White, Pink, Yellow, Blue, Green

Gold, Silver, Space Gray

Processor

620Mhz ARM

620Mhz ARM

833Mhz ARM

1 GHZ A4

1 GHZ A5

1.3 GHZ A6

1.3 GHZ A6

1.7GHz A7

Connection

Edge & Wi-Fi B/G

3G (3.6Mb) & Wi-Fi B/G

3G (3.6Mb) & Wi-Fi B/G

3G (7.2Mb) & Wi-Fi B/G/N

3G (7.2) & Wi-Fi B/G/N

3G (7.2Mb), 4G (14.4Mb) & Wi-Fi A/B/G/N

3G (7.2Mb), 4G/LTE (14.4Mb) & Wi-Fi A/B/G/N

3G (7.2Mb), 4G/LTE (14.4Mb) & Wi-Fi A/B/G/N

Display

3.5in HVGA

3.5in HVGA

3.5in HVGA

3.5in Retina

3.5in Retina

4in Retina

4in Retina

4in Retina

Camera

2-MP

2-MP

3-MP

5-MP iSight & LED Flash / 0.3-MP Facetime

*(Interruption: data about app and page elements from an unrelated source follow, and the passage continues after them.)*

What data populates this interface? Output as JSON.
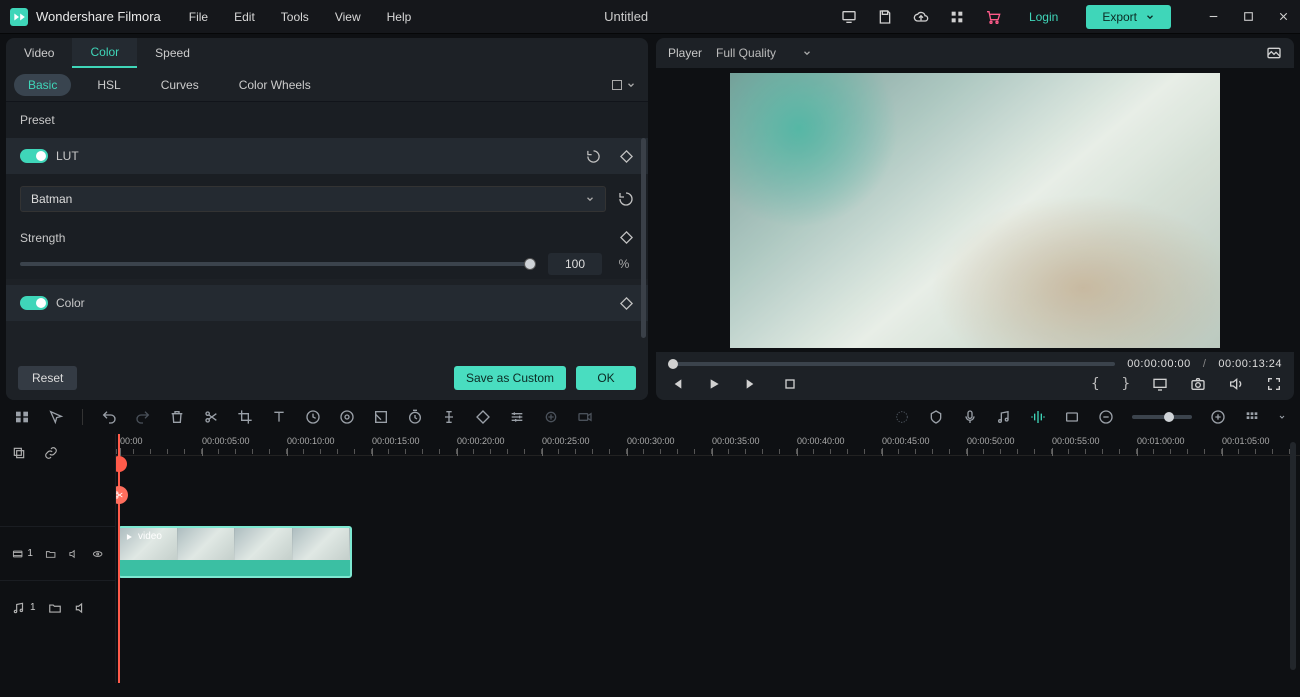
{
  "app": {
    "name": "Wondershare Filmora",
    "title": "Untitled"
  },
  "menu": [
    "File",
    "Edit",
    "Tools",
    "View",
    "Help"
  ],
  "title_right": {
    "login": "Login",
    "export": "Export"
  },
  "left": {
    "tabs1": [
      "Video",
      "Color",
      "Speed"
    ],
    "tabs1_active": 1,
    "tabs2": [
      "Basic",
      "HSL",
      "Curves",
      "Color Wheels"
    ],
    "tabs2_active": 0,
    "preset": "Preset",
    "lut": {
      "label": "LUT",
      "dropdown": "Batman"
    },
    "strength": {
      "label": "Strength",
      "value": "100",
      "unit": "%"
    },
    "color": {
      "label": "Color"
    },
    "buttons": {
      "reset": "Reset",
      "save_custom": "Save as Custom",
      "ok": "OK"
    }
  },
  "player": {
    "label": "Player",
    "quality": "Full Quality",
    "tc_current": "00:00:00:00",
    "tc_sep": "/",
    "tc_total": "00:00:13:24"
  },
  "timeline": {
    "ruler": [
      "00:00",
      "00:00:05:00",
      "00:00:10:00",
      "00:00:15:00",
      "00:00:20:00",
      "00:00:25:00",
      "00:00:30:00",
      "00:00:35:00",
      "00:00:40:00",
      "00:00:45:00",
      "00:00:50:00",
      "00:00:55:00",
      "00:01:00:00",
      "00:01:05:00"
    ],
    "clip_label": "video",
    "video_track_num": "1",
    "audio_track_num": "1"
  }
}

8-MP iSight & LED Flash / 0.3-MP Facetime

8-MP iSight & LED Flash / 0.3-MP Facetime

8-MP iSight & LED Flash / 0.3-MP Facetime

8-MP iSight & Dual LED Flash / 0.3-MP Facetime

Special Feature

Introduction

3G Cellullar

Faster CPU

Retina Display

Siri

Larger 4-in screen

Colours

Fingerscan unlock

Wikipedia has more detailed information on the various iPhone models.

iPhone 5C

The iPhone 5C

What kind of reception did each iPhone get?

The launch of iPhones has been beset with praise, criticism and equal amounts of fanboy love and hate. Here - in a nutshell - is what was said about each phone.

iPhone: The JesusPhone (ssshhhh… let's pretend we all never called it that.)

iPhone 3G: The one where mobile Internet finally didn’t suck.

iPhone 3S: The one fast enough to play games.

iPhone 4: Apple fans: “OMG have you seen the Retina Display”; Android fans: “You’re holding it wrong lol”

iPhone 4S: Hello… Siri… *ba-ding* “Yes…” “Er… Er… What do I say to this thing…” *ba-dong*?

iPhone 5: Bigger is better, right? Even if 4in is still a little small next to the Samsungs.

iPhone 5C: The one Jony Ive probably wanted in the first place

iPhone 5S: The blingin' gold one with finger scanning anti-theft protection (we hope it deters the thieves).

Which iPhone was the best?

Which iPhone was the best to own is always a potted question. The first iPhone was by far the best in the respects that very few other people owned one, giving ownership a certain kudos value. And it was very different at the time, as Digg’s Kevin Rose once said: “It’s like holding something from the future”.

The iPhone 3G was both cheaper and more functional though, but its processor struggled with iOS 2.0 and a lot of apps ran slowly on it. The iPhone 3GS was the point where everything seemed to come together. It wasn’t the most exciting new phone (the key feature seemed to be a 3D compass), but it was the one where everything just worked. Ever since it’s got slowly better and the latest model, or the latest one you can afford, is always the best.

See: The iPhone at 5, a potted history

iPhone 5S

The iPhone 5S. The latest and best iPhone to date